17 October 2013
An MP in the House of Commons yesterday (16 October 2013) stated that it was the Institute of Employment Rights’ (IER) report Ruined Lives that brought the blacklisting scandal to the notice of the press and public.
Labour MP John Cryer said that the report, which was commissioned by UCATT and authored by IER President Professor Keith Ewing, “has been responsible for much of the attention, including the press coverage, that has been given to blacklisting over the past three or four years”.
He was not the only member of the House praising Professor Ewing’s work, with Labour MP Graham Allen being the first to mention the book and its important contributions to debate in the Commons.
“Professor Ewing has written that there is no automatic compensation for being blacklisted and there are no criminal penalties for blacklisting,” Mr Allen stated. “Protection from blacklisting applies only to trade union activities, which we might think is reasonable. However, given the way the law works, that protection does not apply to trade union-related activities – work that one out. That means the courts will decide whether unofficial action is caught.”
The debate, which was brought by Labour MP Glenda Jackson, follows yet more astonishing revelations about the scandal, with the Independent Police Complaints Commission this week reporting that it is “likely that all special branches [of the police force] were involved in providing information” to blacklisting organisation The Consulting Association (TCA).

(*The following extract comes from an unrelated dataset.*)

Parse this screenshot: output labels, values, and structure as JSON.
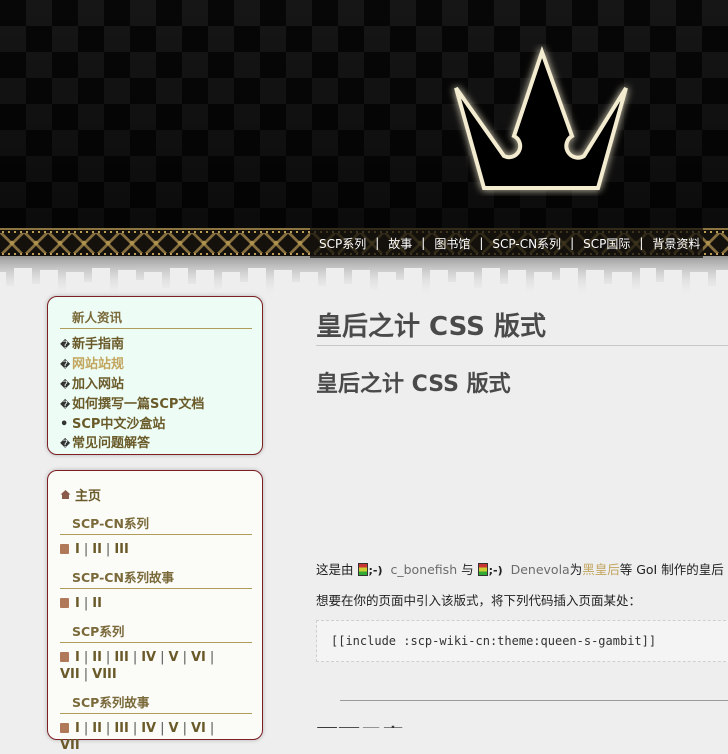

Mr Allen went on to ask the government to take on board a set of proposals, which were those recommended by Professor Ewing in Ruined Lives. These include making blacklisting a criminal offence; widening the scope of protection to cover trade union-related activities; providing workers with a positive right not to be blacklisting and the right to automatic compensation should they be blacklisting (without the worker taking on the burden of proof); and that all blacklisting workers should now receive retroactive compensation.
MPs in the debate also called for a public inquiry into blacklisting in order to reveal the wider scandal of blacklisting – which is likely to spread further than the construction industry. The IER would support a Leveson-style inquiry into this abusive practice. There were also demands for the Information Commissioner’s Office to contact the 3,200 workers on the TCA’s blacklist to let them know their name has been found, rather than waiting for workers to contact them (to date, only 800 of those on the blacklist have done so, largely because it is very difficult for an employee to know they are on a blacklist). Additionally, MPs called for Westminster to follow the lead of Wales, where there are proposals to legislate against the contracting of companies involved with blacklisting on public works.
Our report on blacklisting Ruined Lives is still available for purchase here and is now on special offer